RECORDS FOR THIS EXERCISE section start

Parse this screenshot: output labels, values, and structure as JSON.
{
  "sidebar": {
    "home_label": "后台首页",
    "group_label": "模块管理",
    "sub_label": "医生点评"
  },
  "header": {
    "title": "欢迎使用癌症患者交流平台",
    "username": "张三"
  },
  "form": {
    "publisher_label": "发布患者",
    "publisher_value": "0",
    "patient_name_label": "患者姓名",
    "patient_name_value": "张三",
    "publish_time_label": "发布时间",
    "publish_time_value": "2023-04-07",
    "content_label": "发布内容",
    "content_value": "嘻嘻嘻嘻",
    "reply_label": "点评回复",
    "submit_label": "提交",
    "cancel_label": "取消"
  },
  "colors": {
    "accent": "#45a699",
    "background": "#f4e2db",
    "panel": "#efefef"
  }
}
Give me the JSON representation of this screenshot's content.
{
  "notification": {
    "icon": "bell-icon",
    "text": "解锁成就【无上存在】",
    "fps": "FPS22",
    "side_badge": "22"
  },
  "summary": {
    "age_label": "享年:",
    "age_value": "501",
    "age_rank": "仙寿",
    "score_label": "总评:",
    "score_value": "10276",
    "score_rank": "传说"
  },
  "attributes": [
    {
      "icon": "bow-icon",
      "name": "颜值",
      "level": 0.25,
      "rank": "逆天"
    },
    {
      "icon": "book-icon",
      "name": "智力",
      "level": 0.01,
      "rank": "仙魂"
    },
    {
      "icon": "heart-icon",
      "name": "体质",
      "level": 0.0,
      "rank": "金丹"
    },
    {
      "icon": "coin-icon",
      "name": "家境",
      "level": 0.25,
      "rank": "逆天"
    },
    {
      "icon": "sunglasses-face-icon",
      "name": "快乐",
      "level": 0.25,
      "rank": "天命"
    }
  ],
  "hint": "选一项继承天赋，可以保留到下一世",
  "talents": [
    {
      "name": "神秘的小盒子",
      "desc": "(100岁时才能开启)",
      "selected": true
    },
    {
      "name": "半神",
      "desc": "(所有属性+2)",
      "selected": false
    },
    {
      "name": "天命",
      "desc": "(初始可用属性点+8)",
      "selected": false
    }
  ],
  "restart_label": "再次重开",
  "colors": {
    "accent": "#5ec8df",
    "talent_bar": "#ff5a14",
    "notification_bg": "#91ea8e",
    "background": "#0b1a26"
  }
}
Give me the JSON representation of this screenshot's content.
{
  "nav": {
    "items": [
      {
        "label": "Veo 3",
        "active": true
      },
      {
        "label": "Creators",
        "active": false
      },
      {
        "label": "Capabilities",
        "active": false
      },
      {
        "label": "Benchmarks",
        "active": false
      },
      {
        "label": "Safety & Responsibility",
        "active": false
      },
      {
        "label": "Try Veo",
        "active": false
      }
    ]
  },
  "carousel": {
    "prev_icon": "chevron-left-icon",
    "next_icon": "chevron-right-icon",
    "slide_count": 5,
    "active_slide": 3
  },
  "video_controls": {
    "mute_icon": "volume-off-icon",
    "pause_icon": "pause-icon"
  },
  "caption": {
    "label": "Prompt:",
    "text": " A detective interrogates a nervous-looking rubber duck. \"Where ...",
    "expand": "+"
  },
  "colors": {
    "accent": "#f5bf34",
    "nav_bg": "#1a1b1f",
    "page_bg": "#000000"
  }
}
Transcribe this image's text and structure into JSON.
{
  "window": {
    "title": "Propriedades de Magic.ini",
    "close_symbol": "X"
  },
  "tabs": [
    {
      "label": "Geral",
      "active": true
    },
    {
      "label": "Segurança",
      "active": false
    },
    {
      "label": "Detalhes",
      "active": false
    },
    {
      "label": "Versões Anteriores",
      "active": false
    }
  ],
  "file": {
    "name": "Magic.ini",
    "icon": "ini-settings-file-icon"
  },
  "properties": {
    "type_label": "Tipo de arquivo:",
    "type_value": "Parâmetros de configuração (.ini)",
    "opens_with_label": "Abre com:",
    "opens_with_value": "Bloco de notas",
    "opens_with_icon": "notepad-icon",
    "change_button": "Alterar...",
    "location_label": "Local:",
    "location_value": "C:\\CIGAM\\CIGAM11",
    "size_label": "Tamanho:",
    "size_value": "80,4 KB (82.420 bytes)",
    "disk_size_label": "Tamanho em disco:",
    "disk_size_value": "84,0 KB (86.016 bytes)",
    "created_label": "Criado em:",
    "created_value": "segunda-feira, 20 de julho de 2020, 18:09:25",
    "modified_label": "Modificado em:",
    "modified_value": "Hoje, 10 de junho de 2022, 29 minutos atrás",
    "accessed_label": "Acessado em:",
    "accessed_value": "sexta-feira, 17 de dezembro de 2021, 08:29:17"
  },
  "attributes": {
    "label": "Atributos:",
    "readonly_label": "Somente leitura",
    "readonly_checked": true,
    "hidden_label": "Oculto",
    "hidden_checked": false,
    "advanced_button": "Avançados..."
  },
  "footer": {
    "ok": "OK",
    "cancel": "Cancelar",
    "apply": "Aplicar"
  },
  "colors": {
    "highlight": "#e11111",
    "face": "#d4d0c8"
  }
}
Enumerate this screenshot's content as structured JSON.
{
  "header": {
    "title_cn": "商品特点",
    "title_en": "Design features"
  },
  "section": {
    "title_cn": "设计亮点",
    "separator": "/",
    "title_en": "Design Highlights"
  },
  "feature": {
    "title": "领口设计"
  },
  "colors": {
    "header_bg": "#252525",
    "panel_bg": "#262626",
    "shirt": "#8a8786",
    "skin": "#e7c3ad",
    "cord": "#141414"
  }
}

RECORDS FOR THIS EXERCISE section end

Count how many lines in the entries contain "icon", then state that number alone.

12